            "Things turn out best for the people who make the best of the way things turn out." ~John Wooden

            Phoenix Animal Rescue

            Comment


            • #66
              Originally posted by kateh View Post
              I had a brief foray into Western during college when my equestrian team needed to fill in their roster a bit. IHSA Western runs as horsemanship rail classes, with reining patterns for higher level riders as well. For those of you unfamiliar with IHSA, the host school provides the horses (usually a mix of lesson and boarder horses), and you draw your horse at random. You get a short (<2 sentences) description of how the horse goes, then you get on and ride in the class.

              Out of ~20 horses, over half would respond to the "holding leg = slow down" and maybe 5 would have a strong "spur = HALT" response. I should also note that of those 20 horses, most were not super fancy show horses, and those 10 that didn't have any spur stop were probably beginner lesson horses, reiners, gamers, or slow hunters in Western tack for the day.

              FTR, for the WP horses I was taught a steady squeezing leg meant slow down, spur meant STOP NOW and a "bump" with your lower leg/heel was speed up. All accompanied with seat cues as well.

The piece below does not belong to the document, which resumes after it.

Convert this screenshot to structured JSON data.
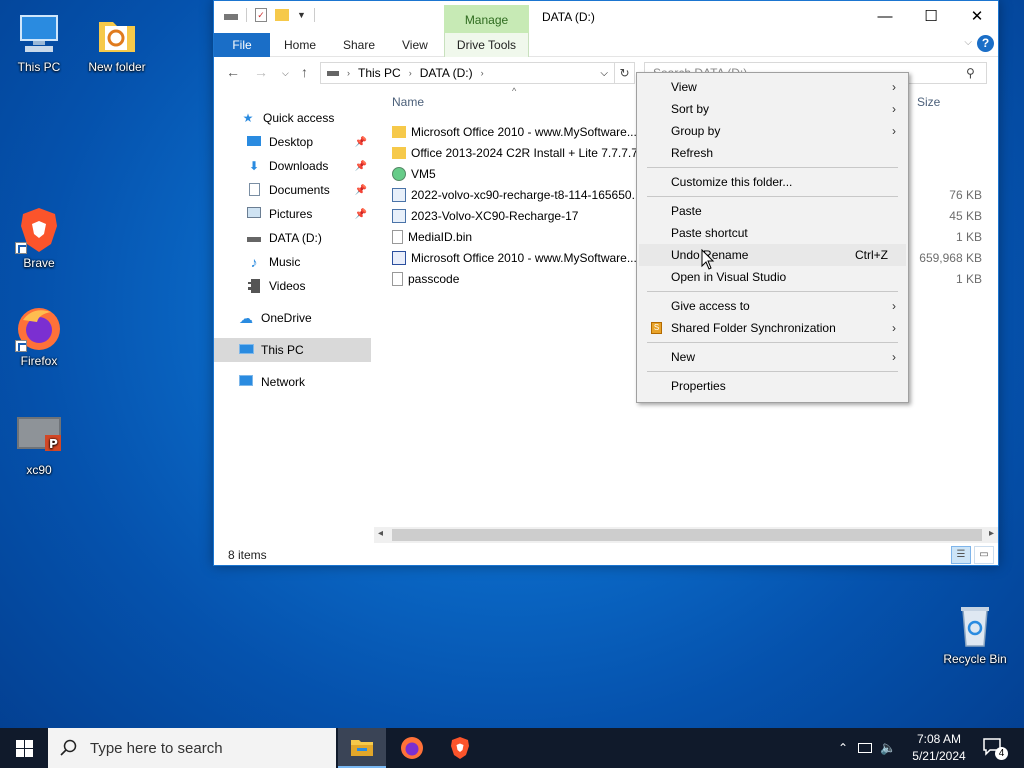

              I'll be the first to say I'm an awful Western rider but man, I learned A LOT. It was really, really good for my overall riding to learn to ride with NO hand and see just how far you can get with seat and leg aids. I did have consistent problems because I couldn't get over my English seat, which was like a cattle prod to the WP horses
              It took me a bit to learn to "ride behind the motion" to go from a fast circle to a slow one in reining, without touching the reins or the horse breaking to a trot for a step or two.

              All riding looks so easy done well, us just watching it.
              We sit there thinking, so what, I could do that, I do xyz just fine with my horses.
              Sure, just go try it, then come back to tell us about it.

              By the way, many western riders with other disciplines think reining is absurd and a sham and anyone can do that also, not just with wp.
              Not even talking what any self respecting real cattleman thinks of chasing cattle like working cowhorse, team penners/sorters, arena ropers do.

              Watching the olympic equestrian events with some westerners, they were from confusing to appalled at all those jumps and wrecks, especially in cross country.
              I didn't mention what I have heard some English riders say about rodeo events.

              No matter what we do, with some or little reason, there is someone, somewhere that thinks it knows about it without ever having done it and that it is absurd to do that with your horse.

              Comment


              • #67
                I have a horse that was spur stop trained when I got her. We don't use it anymore but it's really cool to do with her, she still remembers how to do it. I know lots of horses that use it and are still really round and lovely, but they tend to kind of have an attitude about life when spur stop trained.
                Teaching Horseback Riding Lessons: A Practical Training Manual for Instructors

                Stop Wasting Hay and Extend Consumption Time With Round Bale Hay Nets!!

                Comment

                Working...
                X